Iggy Pop’s "Post Pop Depression":
Over the last 25 years or so, Iggy's records have been patchy at best. This one was recorded with a small band with production responsibilities handed over to Josh Homme. Stripped back, tight and brooding, it looks backwards and forwards. It's the sum of where he's been and may be where he intends to go. For mine, his best since the Berlin albums he did with Bowie. Compelling. Iggy's not done yet.
You Am I, Newtown Social Club
I reckon if you draw a line through all the great front men and women from the 1950s on, it runs through Elvis and Chuck and Mick and Janis and... Tim Rogers. I first saw You Am I a quarter of century ago and they blew me away. They still have it and they should never have been allowed to leave Sydney. Indonesian band The Sigit were in support and were a deadset revelation.
Black Cab, Newtown Social Club:
Black Cab is one of the best bands in the country and has been since the get go. The guitars are now gone and it's all keyboards and electro-drums and an amazing light show that turned a small room into a stadium.
Sydney singer songwriter Em George’s The Grind has over 200,000 Spotify downloads in Europe:
Tracy McNeil and Dan Parsons covering Steve Miller’s Jet Airliner on the "Virtual Unreality" show on 2RRR:
I had Tracy and Dan from Tracy McNeil and the Good Life in the studio back in July and I asked them to play a cover and they delivered in spades. It's why we do radio.
Blackie’s Song a Day project:
What an achievement. The equivalent of 36 albums in a year? Not even Ryan Adams would attempt that. A wonderful eclectic mix of songs: hard rock, punk, acoustic, power pop, classic rock. You name it, Blackie did it in 2016. Another great guy that I've had the pleasure of having in the studio and looking forward to him coming back.

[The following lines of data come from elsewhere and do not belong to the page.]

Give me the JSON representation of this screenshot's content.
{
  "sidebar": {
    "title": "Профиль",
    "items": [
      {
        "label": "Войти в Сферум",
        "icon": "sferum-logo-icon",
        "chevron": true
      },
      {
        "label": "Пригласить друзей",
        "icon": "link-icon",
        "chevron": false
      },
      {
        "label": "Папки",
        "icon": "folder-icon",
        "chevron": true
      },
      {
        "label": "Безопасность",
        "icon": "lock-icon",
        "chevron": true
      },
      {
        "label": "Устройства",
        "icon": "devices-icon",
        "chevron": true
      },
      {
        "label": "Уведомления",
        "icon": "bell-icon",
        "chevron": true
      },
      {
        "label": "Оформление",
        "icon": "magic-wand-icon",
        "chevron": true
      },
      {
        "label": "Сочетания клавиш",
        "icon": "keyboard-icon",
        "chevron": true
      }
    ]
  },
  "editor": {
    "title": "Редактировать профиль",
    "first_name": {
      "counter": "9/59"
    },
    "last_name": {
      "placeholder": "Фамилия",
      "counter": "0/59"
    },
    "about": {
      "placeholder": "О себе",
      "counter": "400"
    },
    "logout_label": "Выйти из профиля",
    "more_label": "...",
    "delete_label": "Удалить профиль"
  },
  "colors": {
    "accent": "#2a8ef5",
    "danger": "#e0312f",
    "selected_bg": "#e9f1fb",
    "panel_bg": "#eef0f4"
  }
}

And there's more. Perhaps it wasn't such a bad year after all.
Chris Virtue hosts the Virtual Reality show on Sydney community radio station 2RRR-FM on Saturday nights.